At the end of last year there was a major online commotion when Instagram announced that it would be adjusting its terms of service and, after doing so, would gain the right to sell users’ photos without paying or notifying them. The upshot of the announcement was that users needed to delete their accounts by a set deadline in order to not have their photos subject to this modified agreement. This resulted in a very loud, very public outcry as regular, everyday people objected to the possibility that private images of themselves, their pets, their friends and loved ones could be sold and used for anything—objectionable ads, book covers, services and so on—without their permission.
Thankfully, Instagram backed down and changed the wording in their modified agreement. But this isn’t the first time privacy or ownership issues such as this have come up. In 2009, questions were raised about the ownership of content posted by users to their Facebook accounts. Additionally, there are constant concerns about the ability to rely on Facebook privacy settings and users of cloud services for digital storage have found that the ownership of uploaded content can be nebulous—even if it shouldn’t be.
The digital age may seem to have deep roots, but it’s still a relatively new frontier. That makes the evolution of content, ownership and privacy slightly painful. At the moment, the best way to protect yourself is to avoid posting or uploading any pictures, content, files or comments that you don’t want used by the company you upload to. If you want something kept private, don’t share it on a public network—even if you’ve chosen stringent privacy settings.
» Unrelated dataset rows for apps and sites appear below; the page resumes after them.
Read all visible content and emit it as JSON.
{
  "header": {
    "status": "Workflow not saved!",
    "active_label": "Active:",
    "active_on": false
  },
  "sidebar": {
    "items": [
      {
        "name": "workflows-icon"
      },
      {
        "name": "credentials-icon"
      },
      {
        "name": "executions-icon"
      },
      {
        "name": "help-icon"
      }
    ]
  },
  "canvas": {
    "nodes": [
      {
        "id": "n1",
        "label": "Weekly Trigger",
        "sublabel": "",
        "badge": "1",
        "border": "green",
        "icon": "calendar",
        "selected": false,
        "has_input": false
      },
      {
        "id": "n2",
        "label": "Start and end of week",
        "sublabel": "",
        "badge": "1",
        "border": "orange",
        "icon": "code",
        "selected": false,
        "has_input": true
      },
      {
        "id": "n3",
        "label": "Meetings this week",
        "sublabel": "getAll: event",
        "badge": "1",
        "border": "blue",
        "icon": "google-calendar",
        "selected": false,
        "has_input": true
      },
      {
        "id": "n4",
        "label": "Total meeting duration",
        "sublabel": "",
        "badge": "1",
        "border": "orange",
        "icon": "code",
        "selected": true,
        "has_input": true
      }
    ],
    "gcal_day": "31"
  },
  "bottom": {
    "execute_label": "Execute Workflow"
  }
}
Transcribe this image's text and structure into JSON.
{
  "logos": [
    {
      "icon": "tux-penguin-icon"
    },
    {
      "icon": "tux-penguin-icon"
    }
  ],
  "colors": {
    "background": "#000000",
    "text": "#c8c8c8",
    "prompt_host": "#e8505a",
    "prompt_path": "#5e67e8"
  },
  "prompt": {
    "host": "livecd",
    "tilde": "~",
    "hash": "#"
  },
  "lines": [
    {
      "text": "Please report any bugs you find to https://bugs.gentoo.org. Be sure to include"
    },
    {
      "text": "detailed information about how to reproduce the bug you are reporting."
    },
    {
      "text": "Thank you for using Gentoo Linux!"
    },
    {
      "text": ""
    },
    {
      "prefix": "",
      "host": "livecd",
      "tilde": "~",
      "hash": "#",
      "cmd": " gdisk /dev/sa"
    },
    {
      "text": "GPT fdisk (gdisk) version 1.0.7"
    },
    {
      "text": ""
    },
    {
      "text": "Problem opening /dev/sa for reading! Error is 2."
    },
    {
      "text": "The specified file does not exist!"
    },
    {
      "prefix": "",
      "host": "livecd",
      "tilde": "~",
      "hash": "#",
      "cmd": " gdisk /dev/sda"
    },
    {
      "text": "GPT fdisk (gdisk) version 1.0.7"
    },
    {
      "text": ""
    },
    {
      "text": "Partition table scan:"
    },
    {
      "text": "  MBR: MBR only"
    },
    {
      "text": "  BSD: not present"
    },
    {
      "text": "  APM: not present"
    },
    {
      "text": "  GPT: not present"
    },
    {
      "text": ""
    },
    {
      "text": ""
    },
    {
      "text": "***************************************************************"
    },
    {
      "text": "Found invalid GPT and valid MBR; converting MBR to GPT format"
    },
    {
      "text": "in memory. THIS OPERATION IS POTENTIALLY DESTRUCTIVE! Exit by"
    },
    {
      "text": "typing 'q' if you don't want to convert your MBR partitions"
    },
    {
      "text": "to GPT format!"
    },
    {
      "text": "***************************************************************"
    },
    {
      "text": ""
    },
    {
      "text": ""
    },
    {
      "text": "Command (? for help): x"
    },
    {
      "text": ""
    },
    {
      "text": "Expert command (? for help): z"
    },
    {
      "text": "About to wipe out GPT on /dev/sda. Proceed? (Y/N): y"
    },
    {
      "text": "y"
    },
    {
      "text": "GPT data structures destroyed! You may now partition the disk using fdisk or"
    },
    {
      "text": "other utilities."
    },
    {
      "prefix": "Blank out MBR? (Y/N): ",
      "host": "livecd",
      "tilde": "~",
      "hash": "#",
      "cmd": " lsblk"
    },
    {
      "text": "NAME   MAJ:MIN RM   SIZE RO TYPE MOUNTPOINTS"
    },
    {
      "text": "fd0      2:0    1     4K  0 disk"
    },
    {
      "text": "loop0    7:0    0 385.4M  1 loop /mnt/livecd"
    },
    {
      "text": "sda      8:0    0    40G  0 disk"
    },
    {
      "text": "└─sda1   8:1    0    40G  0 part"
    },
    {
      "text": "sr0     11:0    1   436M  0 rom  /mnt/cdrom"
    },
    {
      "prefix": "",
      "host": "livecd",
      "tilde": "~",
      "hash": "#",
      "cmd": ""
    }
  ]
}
If you must upload something onto a public network, such as a cloud storage site, don’t take for granted that the terms of service are slanted in your favor. Instead, read the TOS and make sure you fully understand it before surrendering your content.